A bear caught the eyes of many who said they're afraid of what it might do.

The bear has been breaking birdfeeders and going through garbage cans here on Kenora Parkway for the past three weeks, and Department of Natural Resources said it's just part of spring.

“He's getting bigger every year; he seems to be less afraid every year,” Lowayne Rust who lives near where the bear has been seen said.

“Most people probably don't know he's down there,” Ernie Janota, who said he has been seeing bears in the area for the past three years.

“My wife grabbed the dog, she was afraid he'd get eaten,” Rust said.

Thousands of cars pass over its home every day. Neighbors say the sleeping giant woke about three weeks ago from his man-made cave, a culvert under Interstate 94.

“The bear's been coming out for every year for about three years right around spring,” Rust said.

Neighbors said the bear has been roaming about, rummaging through garbage and destroying bird feeders.

"You can almost set your clock by him, he comes every night about seven, and we'll watch him down in the woods here,” Rust said.

“One day he walked under our deck and stood up and put his paws on the railing and peeked at us through the bars in the deck.”

“Usually you just see him three, four, five, six hours out there just laying there sunning himself. You take a look at him, he just stands up and lays back down,” Janota said.

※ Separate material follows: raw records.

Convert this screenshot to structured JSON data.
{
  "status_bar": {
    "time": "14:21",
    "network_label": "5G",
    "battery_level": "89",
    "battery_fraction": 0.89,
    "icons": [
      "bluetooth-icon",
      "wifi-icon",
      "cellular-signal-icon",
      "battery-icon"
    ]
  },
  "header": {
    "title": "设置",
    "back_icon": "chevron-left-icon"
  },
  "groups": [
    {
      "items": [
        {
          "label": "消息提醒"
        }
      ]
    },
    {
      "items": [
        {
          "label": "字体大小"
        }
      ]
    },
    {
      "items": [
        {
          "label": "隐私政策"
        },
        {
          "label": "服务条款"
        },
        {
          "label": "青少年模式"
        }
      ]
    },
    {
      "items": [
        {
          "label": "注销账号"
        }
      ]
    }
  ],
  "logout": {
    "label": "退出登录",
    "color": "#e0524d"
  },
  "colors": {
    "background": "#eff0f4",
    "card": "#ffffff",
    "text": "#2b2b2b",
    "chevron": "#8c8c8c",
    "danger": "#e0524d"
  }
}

Ed Culhane with the D.N.R. said it's more common to see bears this time of year coming out of hibernation.

“I worry and we have a little granddaughter that comes to play and all the people around here have little kids and that kind of frightens me,” Rust said. “I don't want anything to happen to the bear, I certainly don't want them to come euthanize it, but I wouldn't mind if they moved him.”

Culhane said soon, bears will likely move into more natural habitats, and that they typically aren't removed unless they pose a danger, or remain later in the season.

“It's fun to watch him, but yeah it's kind of scary at the same time,” Rust said.

“Give him two weeks, he'll probably be gone and never see him again,” Janota said.

The D.N.R suggests removing food sources like birdfeeders and garbage dumpsters to keep bears away and not to bother or corner them.

For more information on bears in the area, go to